• [Prompt]:
All lines holding the string "Catalogo" should be copied from the data below.

• [Recorded information]:
- - - - -

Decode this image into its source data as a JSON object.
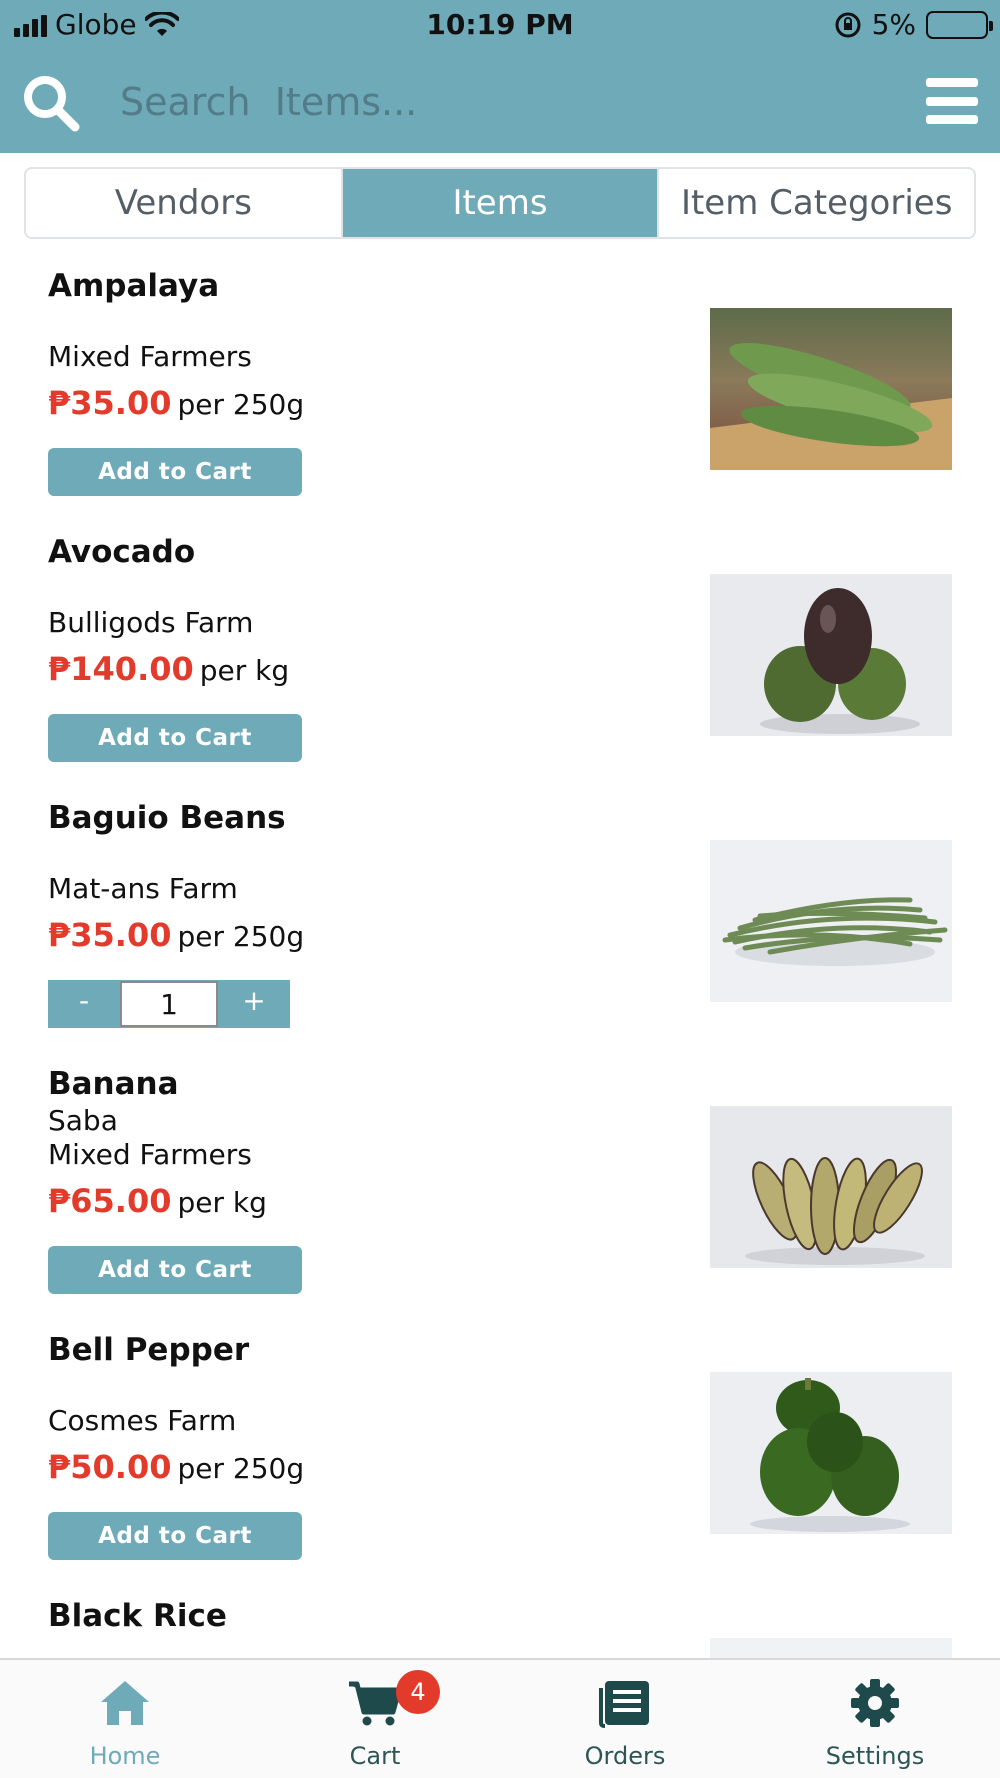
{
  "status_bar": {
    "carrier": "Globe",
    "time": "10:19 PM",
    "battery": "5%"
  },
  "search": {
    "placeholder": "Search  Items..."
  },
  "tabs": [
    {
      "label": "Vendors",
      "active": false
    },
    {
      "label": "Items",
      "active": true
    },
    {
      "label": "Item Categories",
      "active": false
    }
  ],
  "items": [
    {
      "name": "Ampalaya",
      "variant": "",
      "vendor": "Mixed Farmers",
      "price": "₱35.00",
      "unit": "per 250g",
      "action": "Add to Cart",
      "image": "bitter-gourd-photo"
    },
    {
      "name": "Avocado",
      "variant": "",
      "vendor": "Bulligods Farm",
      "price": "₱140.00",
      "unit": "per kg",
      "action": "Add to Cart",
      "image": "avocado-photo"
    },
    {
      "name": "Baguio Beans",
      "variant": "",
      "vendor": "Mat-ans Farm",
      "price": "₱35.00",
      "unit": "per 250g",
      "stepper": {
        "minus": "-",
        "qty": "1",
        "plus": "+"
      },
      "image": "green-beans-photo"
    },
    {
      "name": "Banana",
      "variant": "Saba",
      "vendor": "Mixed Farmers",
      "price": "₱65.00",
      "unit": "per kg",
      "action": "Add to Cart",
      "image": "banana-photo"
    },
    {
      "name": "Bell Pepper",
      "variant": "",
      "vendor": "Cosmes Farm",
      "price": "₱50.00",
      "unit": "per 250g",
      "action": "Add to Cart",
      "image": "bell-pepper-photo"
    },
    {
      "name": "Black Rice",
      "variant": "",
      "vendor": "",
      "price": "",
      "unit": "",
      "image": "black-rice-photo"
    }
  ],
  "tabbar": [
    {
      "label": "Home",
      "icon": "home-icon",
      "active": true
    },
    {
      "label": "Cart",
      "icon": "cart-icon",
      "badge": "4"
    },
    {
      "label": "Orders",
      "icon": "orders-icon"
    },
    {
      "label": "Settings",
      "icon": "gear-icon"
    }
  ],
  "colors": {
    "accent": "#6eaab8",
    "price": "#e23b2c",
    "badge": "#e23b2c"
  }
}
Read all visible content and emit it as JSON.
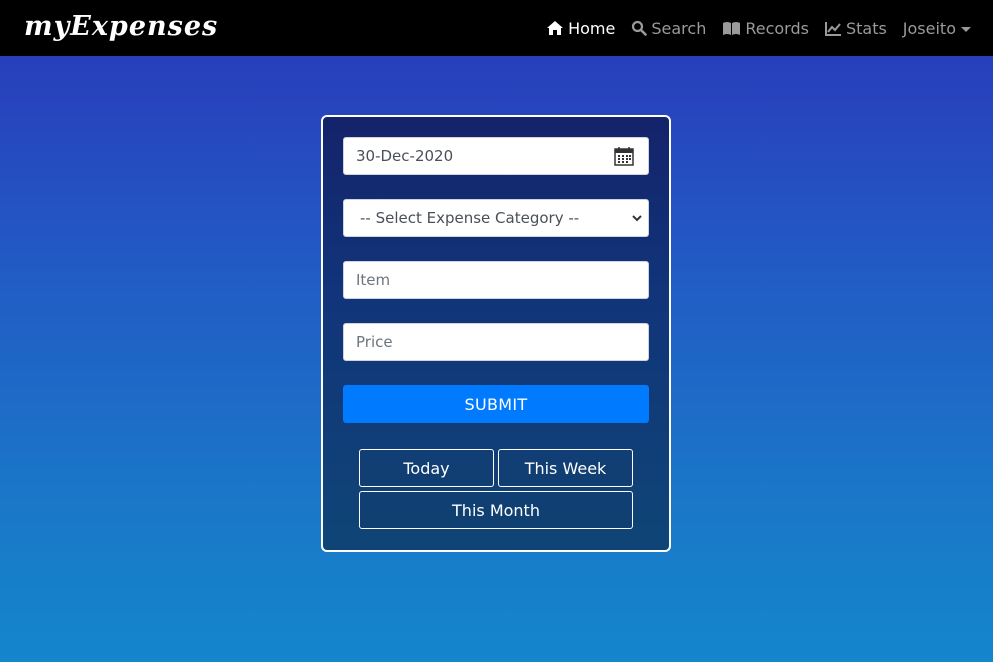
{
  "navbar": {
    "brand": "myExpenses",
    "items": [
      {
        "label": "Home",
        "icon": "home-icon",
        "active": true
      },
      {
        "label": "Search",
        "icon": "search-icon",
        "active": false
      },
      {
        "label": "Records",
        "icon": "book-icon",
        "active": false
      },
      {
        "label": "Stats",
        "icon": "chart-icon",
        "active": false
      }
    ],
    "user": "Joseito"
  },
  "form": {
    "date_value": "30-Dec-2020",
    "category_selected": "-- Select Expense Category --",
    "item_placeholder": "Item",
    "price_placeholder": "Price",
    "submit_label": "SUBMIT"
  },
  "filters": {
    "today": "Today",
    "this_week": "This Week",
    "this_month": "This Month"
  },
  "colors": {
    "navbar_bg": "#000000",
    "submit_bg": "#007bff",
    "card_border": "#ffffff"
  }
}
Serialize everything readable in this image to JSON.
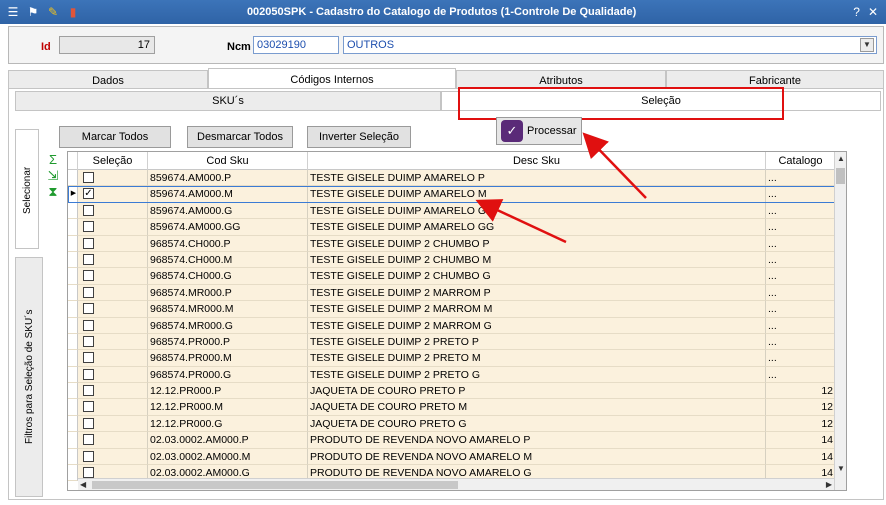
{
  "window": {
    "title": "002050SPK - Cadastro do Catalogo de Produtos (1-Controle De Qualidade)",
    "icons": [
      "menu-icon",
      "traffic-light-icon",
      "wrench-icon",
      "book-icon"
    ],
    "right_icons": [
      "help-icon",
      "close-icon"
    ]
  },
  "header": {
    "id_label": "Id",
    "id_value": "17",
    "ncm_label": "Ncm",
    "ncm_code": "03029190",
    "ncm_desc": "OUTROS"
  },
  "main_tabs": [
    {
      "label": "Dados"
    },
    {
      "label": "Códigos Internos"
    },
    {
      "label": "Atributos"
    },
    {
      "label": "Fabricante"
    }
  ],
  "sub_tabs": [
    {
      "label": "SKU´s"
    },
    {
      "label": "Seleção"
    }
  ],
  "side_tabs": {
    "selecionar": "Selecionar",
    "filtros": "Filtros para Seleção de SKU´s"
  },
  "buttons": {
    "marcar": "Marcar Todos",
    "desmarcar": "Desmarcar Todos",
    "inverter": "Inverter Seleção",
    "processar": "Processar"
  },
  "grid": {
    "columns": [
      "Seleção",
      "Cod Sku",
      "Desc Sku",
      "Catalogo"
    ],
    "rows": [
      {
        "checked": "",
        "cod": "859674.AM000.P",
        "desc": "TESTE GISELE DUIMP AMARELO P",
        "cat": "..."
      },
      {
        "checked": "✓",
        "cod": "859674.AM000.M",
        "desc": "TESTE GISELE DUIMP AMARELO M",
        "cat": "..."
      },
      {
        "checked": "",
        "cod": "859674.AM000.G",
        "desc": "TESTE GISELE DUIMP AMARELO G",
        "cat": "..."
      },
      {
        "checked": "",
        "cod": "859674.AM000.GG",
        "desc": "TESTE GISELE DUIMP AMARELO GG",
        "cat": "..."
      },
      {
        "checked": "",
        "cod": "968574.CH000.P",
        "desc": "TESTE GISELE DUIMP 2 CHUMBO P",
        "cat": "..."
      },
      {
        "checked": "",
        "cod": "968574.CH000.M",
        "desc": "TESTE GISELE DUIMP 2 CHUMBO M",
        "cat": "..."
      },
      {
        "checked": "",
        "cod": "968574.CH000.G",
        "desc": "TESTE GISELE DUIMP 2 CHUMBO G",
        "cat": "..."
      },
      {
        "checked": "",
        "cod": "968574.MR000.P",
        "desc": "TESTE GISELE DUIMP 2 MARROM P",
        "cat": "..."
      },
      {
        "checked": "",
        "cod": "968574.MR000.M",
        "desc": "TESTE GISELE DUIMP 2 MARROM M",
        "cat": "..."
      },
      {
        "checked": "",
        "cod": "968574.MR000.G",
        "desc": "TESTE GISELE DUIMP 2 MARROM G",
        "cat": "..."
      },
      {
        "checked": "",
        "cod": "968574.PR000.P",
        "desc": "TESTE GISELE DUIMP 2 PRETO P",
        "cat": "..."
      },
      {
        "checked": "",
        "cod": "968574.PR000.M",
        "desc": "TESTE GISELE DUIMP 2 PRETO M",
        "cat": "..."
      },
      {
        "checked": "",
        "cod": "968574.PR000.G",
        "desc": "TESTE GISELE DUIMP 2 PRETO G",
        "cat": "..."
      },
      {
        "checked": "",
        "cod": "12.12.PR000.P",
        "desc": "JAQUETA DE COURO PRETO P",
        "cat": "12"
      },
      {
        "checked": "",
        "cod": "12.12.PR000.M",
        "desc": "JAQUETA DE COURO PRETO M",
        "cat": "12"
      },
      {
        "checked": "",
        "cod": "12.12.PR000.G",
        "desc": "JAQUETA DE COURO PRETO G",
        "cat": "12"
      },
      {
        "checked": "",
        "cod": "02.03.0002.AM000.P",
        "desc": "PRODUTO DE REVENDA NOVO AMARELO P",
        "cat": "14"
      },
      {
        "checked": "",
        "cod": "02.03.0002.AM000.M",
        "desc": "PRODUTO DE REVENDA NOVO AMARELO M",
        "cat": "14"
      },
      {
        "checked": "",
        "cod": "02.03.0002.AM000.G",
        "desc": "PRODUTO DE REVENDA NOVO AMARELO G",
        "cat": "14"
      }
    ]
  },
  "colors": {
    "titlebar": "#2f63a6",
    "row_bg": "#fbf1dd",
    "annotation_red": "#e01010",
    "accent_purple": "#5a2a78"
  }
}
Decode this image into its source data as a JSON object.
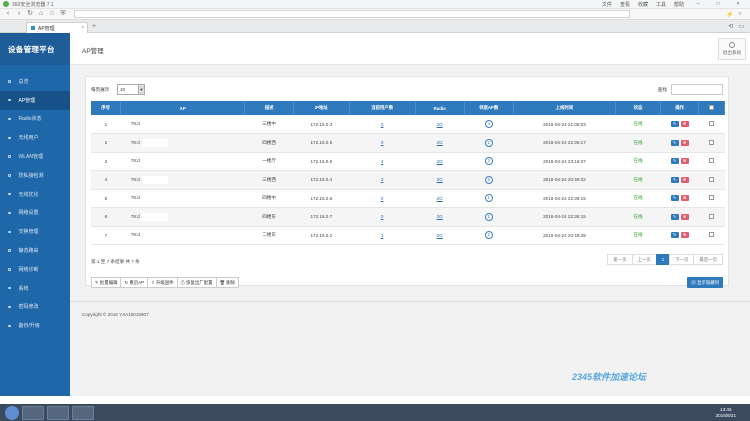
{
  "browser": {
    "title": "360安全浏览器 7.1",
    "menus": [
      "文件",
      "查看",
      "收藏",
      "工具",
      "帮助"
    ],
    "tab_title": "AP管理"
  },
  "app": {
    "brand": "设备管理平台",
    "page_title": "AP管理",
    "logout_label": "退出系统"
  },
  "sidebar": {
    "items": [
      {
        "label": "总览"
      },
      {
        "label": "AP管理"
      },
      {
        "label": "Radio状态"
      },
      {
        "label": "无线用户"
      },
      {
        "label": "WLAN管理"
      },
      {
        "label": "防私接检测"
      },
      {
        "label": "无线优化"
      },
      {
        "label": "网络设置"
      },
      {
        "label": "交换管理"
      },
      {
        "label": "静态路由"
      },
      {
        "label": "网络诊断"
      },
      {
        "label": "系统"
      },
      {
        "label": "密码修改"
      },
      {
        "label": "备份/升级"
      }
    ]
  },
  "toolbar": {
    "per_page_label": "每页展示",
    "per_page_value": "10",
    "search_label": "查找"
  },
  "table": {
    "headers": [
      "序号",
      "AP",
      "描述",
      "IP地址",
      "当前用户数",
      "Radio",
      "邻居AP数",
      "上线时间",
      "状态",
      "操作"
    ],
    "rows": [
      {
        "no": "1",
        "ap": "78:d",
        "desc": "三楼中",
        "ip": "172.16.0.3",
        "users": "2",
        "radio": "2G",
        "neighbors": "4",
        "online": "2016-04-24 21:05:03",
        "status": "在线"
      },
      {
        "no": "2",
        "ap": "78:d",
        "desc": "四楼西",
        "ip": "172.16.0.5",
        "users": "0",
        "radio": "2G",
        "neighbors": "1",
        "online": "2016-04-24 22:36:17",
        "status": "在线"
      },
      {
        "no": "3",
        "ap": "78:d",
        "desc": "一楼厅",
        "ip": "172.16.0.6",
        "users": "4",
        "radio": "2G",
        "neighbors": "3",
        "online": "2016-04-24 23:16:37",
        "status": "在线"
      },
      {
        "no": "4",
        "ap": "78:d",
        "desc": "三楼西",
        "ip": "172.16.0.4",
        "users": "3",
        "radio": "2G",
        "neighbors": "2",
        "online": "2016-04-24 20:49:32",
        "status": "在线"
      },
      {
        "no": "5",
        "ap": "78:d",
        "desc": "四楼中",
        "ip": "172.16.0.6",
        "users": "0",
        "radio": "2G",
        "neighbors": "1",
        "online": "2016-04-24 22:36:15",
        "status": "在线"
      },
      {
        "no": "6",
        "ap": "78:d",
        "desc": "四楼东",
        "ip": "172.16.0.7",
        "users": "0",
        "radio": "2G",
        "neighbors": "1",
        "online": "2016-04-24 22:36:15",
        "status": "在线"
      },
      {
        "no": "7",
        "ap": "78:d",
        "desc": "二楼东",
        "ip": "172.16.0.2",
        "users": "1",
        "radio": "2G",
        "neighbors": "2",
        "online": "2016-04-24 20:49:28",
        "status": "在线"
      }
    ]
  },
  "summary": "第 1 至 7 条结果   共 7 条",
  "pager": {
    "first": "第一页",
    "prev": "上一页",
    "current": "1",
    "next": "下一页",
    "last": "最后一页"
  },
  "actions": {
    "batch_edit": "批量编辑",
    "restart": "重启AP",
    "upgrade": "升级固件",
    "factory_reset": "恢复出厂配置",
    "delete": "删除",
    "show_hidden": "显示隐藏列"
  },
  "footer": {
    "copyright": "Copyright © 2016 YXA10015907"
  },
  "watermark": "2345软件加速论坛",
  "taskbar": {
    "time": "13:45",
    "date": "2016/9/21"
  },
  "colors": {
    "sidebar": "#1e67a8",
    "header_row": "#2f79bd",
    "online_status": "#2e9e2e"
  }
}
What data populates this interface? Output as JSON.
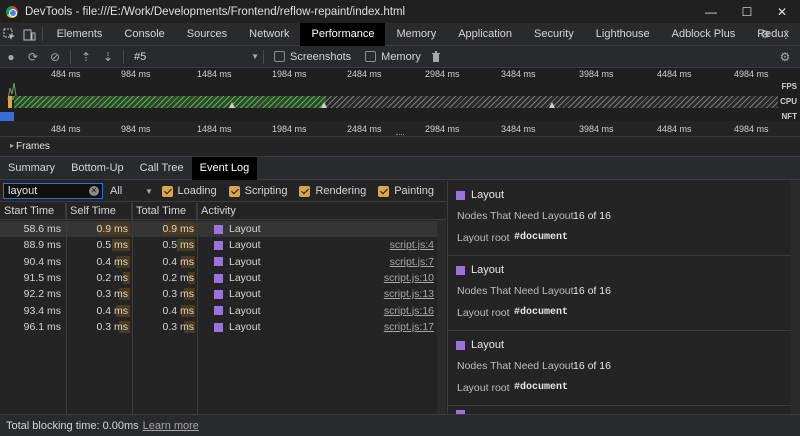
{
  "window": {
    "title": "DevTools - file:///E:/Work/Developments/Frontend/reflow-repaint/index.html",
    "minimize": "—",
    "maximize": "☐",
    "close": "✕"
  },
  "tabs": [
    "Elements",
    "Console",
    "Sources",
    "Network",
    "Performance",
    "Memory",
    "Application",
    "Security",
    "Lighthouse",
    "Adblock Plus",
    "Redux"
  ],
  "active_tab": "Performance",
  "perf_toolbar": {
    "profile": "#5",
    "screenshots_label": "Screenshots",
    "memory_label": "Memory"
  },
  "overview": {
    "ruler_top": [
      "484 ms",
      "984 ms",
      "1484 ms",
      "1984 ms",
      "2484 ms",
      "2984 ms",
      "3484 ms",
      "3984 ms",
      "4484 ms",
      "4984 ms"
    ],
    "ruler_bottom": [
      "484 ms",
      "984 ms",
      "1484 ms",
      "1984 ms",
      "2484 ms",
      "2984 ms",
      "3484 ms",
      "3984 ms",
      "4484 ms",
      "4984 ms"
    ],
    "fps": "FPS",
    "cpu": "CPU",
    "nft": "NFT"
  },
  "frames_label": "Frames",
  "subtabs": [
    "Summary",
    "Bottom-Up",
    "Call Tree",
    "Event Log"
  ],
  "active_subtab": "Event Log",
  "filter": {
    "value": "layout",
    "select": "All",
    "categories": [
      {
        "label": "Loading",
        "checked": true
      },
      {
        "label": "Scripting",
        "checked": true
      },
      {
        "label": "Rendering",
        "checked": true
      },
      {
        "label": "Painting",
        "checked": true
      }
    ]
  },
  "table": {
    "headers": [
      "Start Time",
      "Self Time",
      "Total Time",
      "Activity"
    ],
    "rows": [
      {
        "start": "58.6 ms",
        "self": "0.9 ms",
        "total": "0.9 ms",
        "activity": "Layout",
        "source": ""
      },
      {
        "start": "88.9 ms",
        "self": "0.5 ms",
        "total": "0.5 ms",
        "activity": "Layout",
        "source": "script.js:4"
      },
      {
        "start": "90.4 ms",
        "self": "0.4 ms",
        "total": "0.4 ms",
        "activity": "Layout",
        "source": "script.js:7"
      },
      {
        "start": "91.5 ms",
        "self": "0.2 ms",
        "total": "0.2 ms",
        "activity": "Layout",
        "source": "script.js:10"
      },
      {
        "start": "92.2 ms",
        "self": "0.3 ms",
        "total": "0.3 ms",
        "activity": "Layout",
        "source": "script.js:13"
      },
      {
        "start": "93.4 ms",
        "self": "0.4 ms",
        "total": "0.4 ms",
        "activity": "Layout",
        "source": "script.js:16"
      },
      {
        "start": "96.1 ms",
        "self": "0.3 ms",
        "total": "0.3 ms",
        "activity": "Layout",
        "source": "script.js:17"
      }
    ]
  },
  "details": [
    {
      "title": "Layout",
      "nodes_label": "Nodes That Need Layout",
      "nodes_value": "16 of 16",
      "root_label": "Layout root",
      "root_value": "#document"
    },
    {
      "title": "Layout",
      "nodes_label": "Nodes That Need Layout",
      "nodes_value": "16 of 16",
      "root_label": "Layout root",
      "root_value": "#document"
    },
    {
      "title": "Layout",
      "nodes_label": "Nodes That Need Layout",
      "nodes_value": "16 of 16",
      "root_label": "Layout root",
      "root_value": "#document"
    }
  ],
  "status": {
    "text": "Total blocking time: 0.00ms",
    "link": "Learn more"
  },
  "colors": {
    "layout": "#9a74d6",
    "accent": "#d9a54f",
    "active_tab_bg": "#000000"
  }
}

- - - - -

• [Exercise response]:
    "title": "002050SPK - Cadastro do Catalogo de Produtos (1-Controle De Qualidade)",
      "Catalogo"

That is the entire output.